- Drawing on the experience of students, faculty, and public university administrators at five public urban universities during the pandemic, APLU and Coalition of Urban Serving Universities (USU) released a report examining the magnitude of the pandemic’s impact on food insecurity on college students and outlining steps institutions can take to better address food insecurity.
- The report provides nine action steps to address the challenge.
- The study identifies some innovative food security practices on campuses, piloted before the start of the pandemic.
According to the Hope Center for College, Community, and Justice, 41 percent of college students (at two- and four-year institutions) experienced food insecurity within the preceding month. A separate survey found Black and Latinx households reported experiencing food insecurity at higher rates than white households (41 percent and 37 percent, respectively; compared to 23 percent) between April and June 2020.

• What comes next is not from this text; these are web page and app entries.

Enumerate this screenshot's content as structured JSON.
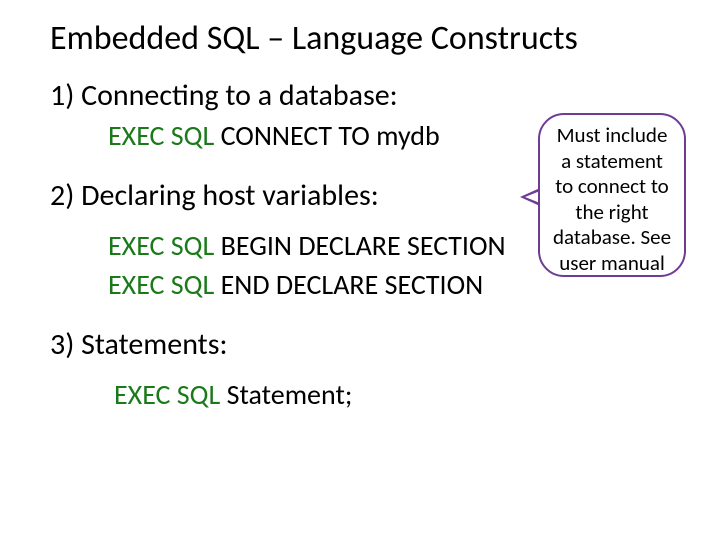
{
  "title": "Embedded SQL – Language Constructs",
  "s1": {
    "heading": "1) Connecting to a database:",
    "kw": "EXEC SQL",
    "rest": " CONNECT TO mydb"
  },
  "s2": {
    "heading": "2) Declaring host variables:",
    "line1_kw": "EXEC SQL",
    "line1_rest": " BEGIN DECLARE SECTION",
    "line2_kw": "EXEC SQL",
    "line2_rest": " END DECLARE SECTION"
  },
  "s3": {
    "heading": "3) Statements:",
    "kw": "EXEC SQL",
    "rest": " Statement;"
  },
  "callout": {
    "text": "Must include a statement to connect to the right database. See user manual"
  }
}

The report provides nine action steps to address the challenge. They are:
- Increasing awareness about food insecurity on campus to destigmatize seeking help;
- Elevating the historical and societal root causes of food insecurity;
- Demystifying who the typical food insecure student is;
- Inculcating a campus expectation for everyone to play a role in addressing food insecurity;
- Assessing the impact of food insecurity on student success;
- Partnering with community stakeholders to address the issue;
- Advancing a comprehensive food security strategy that considers nutrition and food preparation education;
- Providing integrated student support for basic needs, and;
- Advancing public policy alleviating the issue.
The study identifies some innovative food security practices on campuses, piloted before the start of the pandemic. The University at Albany opened a food pantry in partnership with its local food bank and community pantries to provide over 50,000 meals. The University of Toledo partnered with its food service provider to recover unused food from campus-catered events, redirecting more than 12,000 pounds of food to food-insecure students. And the University of Washington-Tacoma launched a student-led research project to examine cultural and ethnic diet preferences to better align them with the multi-ethnic and multicultural community it serves.
After the pandemic hit, the universities turned to partners, new and old, to help mitigate food access barriers for campus stakeholders. Securing off-site pick-up of pre-bagged pantry items at local organizations, partnering with community banks to fund meal provision, and food drives in partnership with local churches are just a few examples of what participating universities accomplished in the first months following the pandemic-induced campus depopulation. The Kresge Foundation funded the project.
The institutions that participated in the project are: University at Albany, Morgan State University, University of New Orleans, University of Toledo, and the University of Washington-Tacoma. The report’s findings are based on interviews, focus groups, and surveys of nearly 300 students, faculty, and staff from March to December 2020. The Kresge Foundation funded the project.